### What to do
Show each line of the records below where the word "title" occurs.

[App and web page records]
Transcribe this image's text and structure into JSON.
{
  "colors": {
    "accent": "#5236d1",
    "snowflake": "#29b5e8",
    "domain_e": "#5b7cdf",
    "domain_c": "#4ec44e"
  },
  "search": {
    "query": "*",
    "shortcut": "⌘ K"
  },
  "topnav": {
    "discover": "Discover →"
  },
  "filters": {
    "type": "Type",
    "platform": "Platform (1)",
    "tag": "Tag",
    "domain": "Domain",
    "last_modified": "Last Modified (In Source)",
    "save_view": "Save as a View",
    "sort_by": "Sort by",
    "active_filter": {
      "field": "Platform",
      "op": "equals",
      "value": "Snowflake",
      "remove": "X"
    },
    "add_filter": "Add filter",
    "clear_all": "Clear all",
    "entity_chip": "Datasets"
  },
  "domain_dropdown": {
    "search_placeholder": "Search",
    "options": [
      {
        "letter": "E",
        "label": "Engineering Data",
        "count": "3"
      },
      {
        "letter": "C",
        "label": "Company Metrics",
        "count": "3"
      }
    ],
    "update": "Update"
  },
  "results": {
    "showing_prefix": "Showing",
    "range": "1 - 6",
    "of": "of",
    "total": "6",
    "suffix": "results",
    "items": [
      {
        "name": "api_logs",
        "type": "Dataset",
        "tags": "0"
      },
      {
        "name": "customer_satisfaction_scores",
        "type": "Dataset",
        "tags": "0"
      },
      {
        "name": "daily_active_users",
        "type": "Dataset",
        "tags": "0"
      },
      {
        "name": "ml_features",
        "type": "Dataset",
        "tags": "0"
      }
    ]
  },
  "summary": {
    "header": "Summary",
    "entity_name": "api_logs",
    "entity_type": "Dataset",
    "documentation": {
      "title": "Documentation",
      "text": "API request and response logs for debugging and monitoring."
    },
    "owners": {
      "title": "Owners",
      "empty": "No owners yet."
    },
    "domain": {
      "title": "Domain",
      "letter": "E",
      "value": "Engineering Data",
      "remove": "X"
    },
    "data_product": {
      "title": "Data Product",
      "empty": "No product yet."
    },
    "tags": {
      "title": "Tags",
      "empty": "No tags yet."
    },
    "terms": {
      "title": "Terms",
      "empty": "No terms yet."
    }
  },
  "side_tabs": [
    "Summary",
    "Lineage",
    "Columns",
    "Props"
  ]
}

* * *

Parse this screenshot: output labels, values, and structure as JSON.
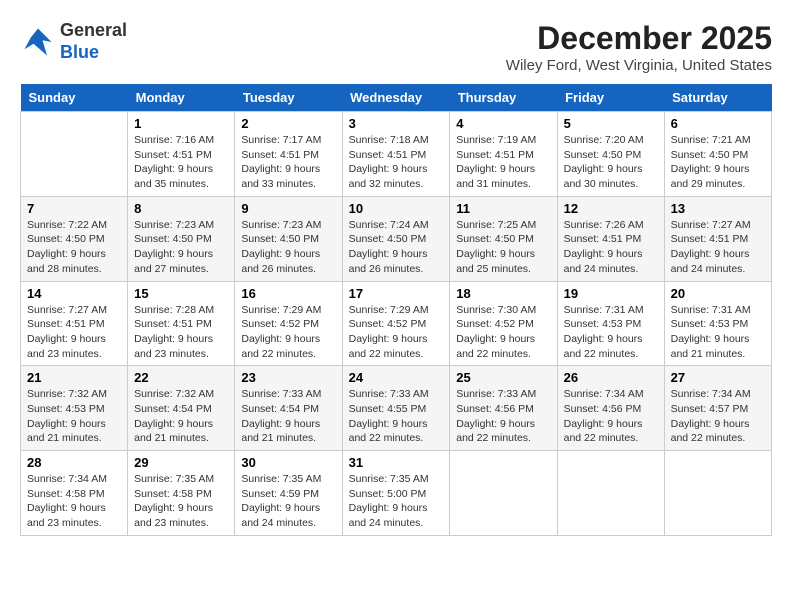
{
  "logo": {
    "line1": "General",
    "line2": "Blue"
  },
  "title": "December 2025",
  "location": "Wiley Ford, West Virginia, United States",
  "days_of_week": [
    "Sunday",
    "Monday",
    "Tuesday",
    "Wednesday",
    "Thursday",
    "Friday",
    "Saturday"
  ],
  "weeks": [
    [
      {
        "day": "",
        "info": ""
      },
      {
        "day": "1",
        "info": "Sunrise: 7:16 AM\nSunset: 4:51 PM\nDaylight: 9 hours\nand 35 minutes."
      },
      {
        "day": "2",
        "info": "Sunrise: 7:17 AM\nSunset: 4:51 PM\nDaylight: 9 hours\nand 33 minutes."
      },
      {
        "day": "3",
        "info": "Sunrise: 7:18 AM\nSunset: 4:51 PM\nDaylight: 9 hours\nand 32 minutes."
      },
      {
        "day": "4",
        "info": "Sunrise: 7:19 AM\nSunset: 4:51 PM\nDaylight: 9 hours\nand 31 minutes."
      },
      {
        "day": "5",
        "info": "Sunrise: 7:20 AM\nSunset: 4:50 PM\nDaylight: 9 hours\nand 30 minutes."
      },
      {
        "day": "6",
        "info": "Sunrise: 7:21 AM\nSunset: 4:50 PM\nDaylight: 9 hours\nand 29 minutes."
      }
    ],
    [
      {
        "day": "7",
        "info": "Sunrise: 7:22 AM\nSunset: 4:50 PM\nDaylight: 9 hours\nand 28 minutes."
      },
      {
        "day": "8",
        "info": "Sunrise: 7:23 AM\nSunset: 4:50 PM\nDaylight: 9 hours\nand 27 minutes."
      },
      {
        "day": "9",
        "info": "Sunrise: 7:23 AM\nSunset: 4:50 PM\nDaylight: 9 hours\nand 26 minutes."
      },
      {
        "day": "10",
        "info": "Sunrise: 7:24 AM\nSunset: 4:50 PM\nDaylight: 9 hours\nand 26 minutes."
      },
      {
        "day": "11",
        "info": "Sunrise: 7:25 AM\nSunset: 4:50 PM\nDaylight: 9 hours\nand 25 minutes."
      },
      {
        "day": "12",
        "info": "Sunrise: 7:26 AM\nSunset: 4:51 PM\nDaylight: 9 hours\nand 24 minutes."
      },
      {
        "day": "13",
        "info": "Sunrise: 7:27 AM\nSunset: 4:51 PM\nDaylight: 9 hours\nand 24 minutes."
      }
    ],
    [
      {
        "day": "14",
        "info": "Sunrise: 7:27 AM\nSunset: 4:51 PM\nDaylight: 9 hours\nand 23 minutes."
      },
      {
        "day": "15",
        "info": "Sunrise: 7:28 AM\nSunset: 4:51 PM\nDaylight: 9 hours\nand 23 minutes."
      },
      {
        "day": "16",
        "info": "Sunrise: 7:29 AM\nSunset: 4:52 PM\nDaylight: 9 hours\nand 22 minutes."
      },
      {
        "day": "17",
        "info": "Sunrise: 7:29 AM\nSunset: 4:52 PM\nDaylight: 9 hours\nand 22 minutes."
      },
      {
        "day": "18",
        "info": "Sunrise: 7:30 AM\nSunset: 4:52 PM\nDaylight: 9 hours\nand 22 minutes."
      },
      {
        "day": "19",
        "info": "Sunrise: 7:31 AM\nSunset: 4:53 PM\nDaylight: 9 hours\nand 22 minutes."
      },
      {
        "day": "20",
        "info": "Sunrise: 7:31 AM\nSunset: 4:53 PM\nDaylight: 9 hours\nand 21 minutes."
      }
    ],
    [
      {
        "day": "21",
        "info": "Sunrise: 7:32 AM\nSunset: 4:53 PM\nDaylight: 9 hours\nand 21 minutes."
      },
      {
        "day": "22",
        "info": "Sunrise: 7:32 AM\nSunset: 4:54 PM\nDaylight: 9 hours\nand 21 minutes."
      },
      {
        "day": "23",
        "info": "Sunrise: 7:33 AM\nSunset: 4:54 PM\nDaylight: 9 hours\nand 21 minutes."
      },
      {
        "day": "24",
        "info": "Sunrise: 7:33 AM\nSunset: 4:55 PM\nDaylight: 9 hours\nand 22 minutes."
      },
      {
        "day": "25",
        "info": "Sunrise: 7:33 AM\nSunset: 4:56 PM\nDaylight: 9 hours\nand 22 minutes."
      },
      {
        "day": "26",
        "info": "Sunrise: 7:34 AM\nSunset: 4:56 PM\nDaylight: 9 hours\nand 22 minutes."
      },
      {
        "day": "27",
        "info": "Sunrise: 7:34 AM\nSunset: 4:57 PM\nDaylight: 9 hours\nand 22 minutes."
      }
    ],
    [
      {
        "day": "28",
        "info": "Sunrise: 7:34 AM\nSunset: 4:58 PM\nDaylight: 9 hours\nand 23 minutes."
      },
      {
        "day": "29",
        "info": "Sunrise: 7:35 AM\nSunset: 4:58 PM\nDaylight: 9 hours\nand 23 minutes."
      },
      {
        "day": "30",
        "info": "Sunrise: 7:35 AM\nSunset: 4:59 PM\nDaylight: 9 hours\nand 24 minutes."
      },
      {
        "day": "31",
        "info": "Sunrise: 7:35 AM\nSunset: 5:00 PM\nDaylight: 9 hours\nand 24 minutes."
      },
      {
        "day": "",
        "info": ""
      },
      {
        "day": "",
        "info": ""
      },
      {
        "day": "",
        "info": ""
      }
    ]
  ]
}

### Result of this exercise
      "title": "Documentation",
      "title": "Owners",
      "title": "Domain",
      "title": "Data Product",
      "title": "Tags",
      "title": "Terms",
  "title": "December 2025",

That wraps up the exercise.